(PROVIDED DATA Opens)
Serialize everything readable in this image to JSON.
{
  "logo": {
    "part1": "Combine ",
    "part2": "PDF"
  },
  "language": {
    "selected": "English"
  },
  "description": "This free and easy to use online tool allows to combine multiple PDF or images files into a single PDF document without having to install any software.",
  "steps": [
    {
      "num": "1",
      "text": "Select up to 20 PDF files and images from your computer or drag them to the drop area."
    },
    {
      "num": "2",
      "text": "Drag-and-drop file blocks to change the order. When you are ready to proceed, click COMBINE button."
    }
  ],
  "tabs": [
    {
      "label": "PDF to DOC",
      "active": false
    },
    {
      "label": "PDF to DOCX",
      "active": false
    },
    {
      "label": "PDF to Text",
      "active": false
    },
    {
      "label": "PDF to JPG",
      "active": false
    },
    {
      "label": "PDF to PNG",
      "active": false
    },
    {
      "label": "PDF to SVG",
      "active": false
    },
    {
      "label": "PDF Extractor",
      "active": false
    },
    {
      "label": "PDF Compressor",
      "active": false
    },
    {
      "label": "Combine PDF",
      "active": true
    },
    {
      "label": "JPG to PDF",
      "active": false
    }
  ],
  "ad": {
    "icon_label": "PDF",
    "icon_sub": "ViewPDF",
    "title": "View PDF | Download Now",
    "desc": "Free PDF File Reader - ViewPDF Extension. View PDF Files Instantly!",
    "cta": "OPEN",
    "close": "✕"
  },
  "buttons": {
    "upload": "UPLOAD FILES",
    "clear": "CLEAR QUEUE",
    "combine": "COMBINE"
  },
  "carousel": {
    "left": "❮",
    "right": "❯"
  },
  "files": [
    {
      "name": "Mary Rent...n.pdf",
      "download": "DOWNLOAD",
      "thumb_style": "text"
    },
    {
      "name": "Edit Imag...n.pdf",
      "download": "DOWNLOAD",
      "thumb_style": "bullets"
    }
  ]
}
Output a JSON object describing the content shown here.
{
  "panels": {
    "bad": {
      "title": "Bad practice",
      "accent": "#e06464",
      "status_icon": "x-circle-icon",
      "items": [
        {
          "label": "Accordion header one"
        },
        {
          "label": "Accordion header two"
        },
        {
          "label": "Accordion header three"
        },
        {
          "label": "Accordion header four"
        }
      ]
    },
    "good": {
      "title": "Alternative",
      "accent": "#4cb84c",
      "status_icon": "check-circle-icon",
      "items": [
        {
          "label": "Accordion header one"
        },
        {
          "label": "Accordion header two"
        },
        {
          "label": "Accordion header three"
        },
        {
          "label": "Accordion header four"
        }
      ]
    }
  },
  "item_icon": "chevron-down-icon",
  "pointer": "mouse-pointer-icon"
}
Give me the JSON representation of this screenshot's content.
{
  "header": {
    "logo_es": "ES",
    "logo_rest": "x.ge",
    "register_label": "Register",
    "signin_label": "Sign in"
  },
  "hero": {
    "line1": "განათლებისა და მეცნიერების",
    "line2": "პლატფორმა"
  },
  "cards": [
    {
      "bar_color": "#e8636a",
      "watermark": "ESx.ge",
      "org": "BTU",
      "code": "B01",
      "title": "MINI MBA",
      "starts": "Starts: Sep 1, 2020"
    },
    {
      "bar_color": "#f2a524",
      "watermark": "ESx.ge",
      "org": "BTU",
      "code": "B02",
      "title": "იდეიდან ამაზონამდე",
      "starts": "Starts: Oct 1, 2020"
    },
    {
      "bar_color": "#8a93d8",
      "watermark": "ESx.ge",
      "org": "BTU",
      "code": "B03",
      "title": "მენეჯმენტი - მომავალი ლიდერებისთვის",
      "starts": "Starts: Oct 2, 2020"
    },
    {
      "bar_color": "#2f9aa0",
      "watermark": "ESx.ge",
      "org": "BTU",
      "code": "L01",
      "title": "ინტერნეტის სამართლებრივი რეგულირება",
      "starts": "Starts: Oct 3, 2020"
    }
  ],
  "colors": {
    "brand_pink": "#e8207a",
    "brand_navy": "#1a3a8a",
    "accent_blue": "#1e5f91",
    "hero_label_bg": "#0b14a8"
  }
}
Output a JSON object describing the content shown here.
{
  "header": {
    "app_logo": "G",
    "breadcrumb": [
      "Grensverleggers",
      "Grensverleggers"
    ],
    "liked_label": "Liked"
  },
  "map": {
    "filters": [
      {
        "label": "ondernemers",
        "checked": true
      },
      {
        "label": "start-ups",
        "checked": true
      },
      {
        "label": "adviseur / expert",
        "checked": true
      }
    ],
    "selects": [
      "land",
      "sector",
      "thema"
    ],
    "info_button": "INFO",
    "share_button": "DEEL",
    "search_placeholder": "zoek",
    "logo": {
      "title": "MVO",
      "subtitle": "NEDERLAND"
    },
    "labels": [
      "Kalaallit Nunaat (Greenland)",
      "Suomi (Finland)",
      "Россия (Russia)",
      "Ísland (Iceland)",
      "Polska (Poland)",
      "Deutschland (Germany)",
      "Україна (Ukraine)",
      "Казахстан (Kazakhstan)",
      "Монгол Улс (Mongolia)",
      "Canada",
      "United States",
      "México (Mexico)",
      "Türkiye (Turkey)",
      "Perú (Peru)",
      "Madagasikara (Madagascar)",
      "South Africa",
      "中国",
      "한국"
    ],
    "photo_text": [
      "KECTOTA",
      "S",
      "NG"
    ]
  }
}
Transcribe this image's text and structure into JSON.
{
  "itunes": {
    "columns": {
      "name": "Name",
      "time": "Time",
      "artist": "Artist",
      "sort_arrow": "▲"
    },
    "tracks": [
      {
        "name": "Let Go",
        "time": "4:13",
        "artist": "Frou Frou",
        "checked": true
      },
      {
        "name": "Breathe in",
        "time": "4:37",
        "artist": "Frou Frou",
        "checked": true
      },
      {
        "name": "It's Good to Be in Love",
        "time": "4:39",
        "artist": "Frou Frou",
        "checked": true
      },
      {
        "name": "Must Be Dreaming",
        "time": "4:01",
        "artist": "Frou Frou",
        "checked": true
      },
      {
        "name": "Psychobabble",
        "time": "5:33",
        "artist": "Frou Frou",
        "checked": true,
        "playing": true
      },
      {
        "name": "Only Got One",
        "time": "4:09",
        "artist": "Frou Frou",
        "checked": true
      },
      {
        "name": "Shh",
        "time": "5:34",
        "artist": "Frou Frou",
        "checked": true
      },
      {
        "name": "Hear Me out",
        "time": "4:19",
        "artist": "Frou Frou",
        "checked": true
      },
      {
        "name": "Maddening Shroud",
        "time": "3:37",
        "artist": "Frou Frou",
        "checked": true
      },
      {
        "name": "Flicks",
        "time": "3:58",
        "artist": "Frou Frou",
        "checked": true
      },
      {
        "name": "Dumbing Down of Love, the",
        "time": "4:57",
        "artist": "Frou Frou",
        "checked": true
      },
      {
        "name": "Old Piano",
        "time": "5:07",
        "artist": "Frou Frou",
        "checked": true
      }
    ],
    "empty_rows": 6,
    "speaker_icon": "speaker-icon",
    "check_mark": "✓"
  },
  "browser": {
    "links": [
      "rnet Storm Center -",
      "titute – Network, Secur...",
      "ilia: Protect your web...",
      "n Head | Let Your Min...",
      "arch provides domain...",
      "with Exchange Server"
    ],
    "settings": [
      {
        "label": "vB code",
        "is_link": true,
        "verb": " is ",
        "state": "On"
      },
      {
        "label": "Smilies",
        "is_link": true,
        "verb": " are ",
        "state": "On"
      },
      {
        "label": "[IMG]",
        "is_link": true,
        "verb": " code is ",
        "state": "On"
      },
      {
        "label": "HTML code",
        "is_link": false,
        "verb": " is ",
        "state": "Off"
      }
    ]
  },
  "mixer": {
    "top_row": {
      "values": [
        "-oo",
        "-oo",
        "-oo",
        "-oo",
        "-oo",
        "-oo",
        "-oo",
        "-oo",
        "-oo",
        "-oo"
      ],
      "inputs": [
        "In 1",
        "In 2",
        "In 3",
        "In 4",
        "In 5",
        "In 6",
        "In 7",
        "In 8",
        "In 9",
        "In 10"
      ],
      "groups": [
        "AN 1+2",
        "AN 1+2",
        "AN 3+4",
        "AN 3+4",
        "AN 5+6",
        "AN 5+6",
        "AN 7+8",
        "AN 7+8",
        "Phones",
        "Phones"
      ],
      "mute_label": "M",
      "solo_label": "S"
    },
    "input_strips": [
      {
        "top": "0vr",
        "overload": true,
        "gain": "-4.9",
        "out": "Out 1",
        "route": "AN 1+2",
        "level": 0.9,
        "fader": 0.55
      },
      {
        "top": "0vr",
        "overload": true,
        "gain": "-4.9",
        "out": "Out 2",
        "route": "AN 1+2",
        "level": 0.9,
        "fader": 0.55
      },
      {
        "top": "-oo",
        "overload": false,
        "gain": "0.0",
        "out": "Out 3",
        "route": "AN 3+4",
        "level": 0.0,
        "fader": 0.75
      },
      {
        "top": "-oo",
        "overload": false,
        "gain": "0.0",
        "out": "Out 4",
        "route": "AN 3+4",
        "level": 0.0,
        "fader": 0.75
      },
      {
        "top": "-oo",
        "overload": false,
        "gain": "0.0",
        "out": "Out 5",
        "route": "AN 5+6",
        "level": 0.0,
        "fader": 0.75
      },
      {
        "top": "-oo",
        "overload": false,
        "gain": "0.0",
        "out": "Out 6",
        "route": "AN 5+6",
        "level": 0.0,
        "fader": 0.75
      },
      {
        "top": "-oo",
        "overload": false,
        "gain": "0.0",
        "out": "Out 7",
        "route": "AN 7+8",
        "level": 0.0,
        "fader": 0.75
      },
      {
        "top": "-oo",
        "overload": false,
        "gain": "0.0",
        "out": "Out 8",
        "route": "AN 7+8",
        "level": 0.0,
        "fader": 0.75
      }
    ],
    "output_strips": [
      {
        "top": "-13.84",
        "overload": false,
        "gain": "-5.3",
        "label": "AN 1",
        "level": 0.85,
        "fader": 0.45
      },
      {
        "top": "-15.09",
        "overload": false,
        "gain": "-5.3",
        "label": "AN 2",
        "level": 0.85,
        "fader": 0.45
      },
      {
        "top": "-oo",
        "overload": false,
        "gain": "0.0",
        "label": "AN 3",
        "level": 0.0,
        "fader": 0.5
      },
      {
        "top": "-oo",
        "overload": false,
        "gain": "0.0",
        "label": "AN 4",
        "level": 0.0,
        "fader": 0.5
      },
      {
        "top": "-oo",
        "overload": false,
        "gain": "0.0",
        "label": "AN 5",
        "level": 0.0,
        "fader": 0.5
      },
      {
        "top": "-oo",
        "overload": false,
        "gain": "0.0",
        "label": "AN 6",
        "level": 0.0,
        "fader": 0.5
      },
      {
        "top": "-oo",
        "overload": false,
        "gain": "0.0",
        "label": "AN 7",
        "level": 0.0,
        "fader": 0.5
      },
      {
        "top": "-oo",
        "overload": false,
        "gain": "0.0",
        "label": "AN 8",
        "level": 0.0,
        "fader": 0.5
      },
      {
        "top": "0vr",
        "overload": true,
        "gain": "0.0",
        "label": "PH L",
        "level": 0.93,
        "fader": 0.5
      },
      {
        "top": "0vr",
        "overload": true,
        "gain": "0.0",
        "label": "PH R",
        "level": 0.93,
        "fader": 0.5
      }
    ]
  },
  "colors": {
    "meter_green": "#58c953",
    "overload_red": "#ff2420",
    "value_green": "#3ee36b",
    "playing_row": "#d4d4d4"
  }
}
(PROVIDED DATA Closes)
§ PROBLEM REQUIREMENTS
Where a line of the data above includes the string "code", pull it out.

§ SOLUTION
      "code": "B01",
      "code": "B02",
      "code": "B03",
      "code": "L01",
        "label": "vB code",
        "verb": " code is ",
        "label": "HTML code",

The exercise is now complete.